East Africa is a global biodiversity conservation priority, but systematic conservation planning is hampered by the absence of a comprehensive understanding of the most prevalent biodiversity threats in the region.
There are known data gaps in understanding the top threats to biodiversity in many regions of sub-Saharan Africa, including East Africa. Improved awareness of the regional and sub-regional threats would help local and regional conservation projects and policymakers successfully address these threats, and ensure their strategies to ensure conservation and the sustainable use of biodiversity are more effective.
To meet this need, Internews’ Earth Journalism Network is seeking to award 10 journalists with grants of up to $1,200 to produce in-depth biodiversity and conservation feature stories in East Africa.
The stories, besides appearing in the successful journalists’ platforms, will also be showcased in the newly launched Biodiversity Knowledge Hub, led by EJN’s East Africa Wildlife Journalism project to improve media coverage of environment issues in Kenya, Rwanda, Uganda, Tanzania, and Rwanda.
This opportunity is part of EJN’s East Africa Wildlife Journalism project, which is supported by funding from the US Department of the Interior (DOI) and the US Agency for International Development (USAID).
Story pitches must demonstrate an understanding of the importance of biodiversity in East Africa and region-specific threats to biodiversity conservation.
We welcome story ideas on East Africa’s charismatic megafauna but encourage applicants to consider pitching under-reported stories on other animal species, threatened birds, insects, plants or fungi as well.
Stories should demonstrate how human activity and people’s knowledge, beliefs, and customs either protect or harm biodiversity.
For instance, stories could focus on ongoing threats to East African biodiversity from natural habitat loss and degradation (especially from agricultural expansion to cultivate annual and perennial crops); logging and wood harvesting in natural forests; direct overexploitation of wildlife and fishery species (including from hunting and trade), and the spread of certain non-native invasive species.
We welcome stories that explore how decline and loss of biodiversity are reducing nature’s contributions to people in Africa and how transformational development pathways based on “green” and “blue” economies can enable human well-being improvements that do not come at the expense of the environment.
Internews initially developed the Earth Journalism Network (EJN) in 2004 to enable journalists from developing countries to cover the environment more effectively. We are now a truly global network working with reporters and media outlets in virtually every region of the world. In our mission to improve the quantity and quality of environmental reporting, EJN trains journalists to cover a wide variety of issues, develops innovative online environmental news sites and produces content for local media – including ground-breaking investigative reports. We also establish netwo... read more

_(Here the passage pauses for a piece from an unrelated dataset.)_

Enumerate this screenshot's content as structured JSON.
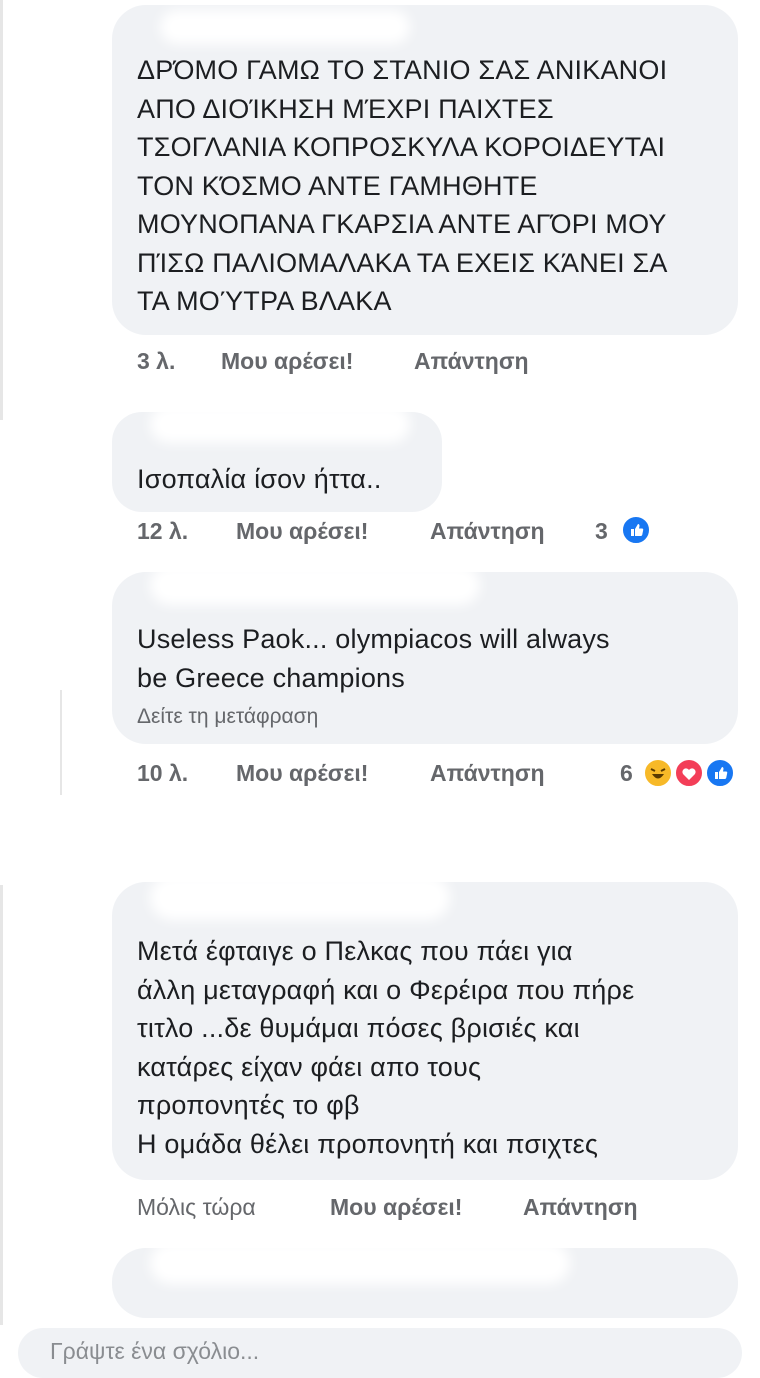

We expect to award up to 10 grants with an average budget of US$1,200 each.
Journalists from Kenya, Uganda, Tanzania and Rwanda are welcome to apply. All applicants are strongly encouraged, but not mandated, to complete EJN’s online course on biodiversity before submitting their proposal to EJN.
Groups of journalists are eligible. However, the application must be made in the name of one lead applicant. Lead applicants are responsible for communicating with EJN and receiving funds on the group’s behalf, if awarded.

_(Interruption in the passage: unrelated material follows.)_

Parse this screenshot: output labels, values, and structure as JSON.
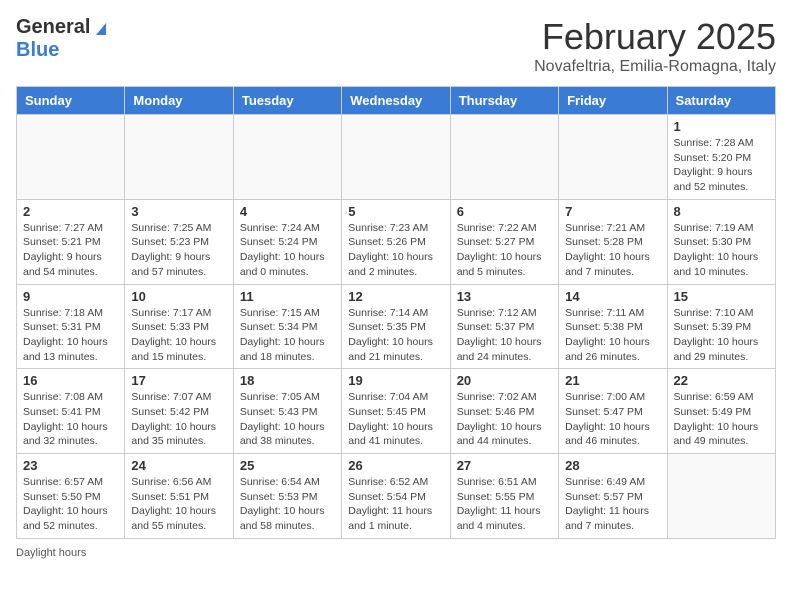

For the purposes of this grant opportunity, we will only be accepting applications in English. Unfortunately, we do not have the capacity to consider applications in other languages at this time. Applicants must either have a working understanding of English or have a translator available to assist with communication with Internews staff.
Applications are open to journalists working in any medium (online, print, television, radio) and other expert media practitioners with professional reporting experience. Photojournalists and multimedia practitioners with published visual work are also eligible. We welcome applications from experienced reporters with a track record of covering environmental and climate issues. Experience in investigative reporting, particularly on wildlife or biodiversity issues, is preferred.
We encourage applications from freelance reporters and staff from all types of media organizations – international, national, local and community-based.
EJN reserves the right to disqualify applicants from consideration if they have been found to have engaged in unethical or improper professional conduct.
Applicants should consider the following points when devising their story proposals.
Note: You'll be asked to upload these supporting documents once you start the application process, so please have them handy.
For more details, visit EJN website.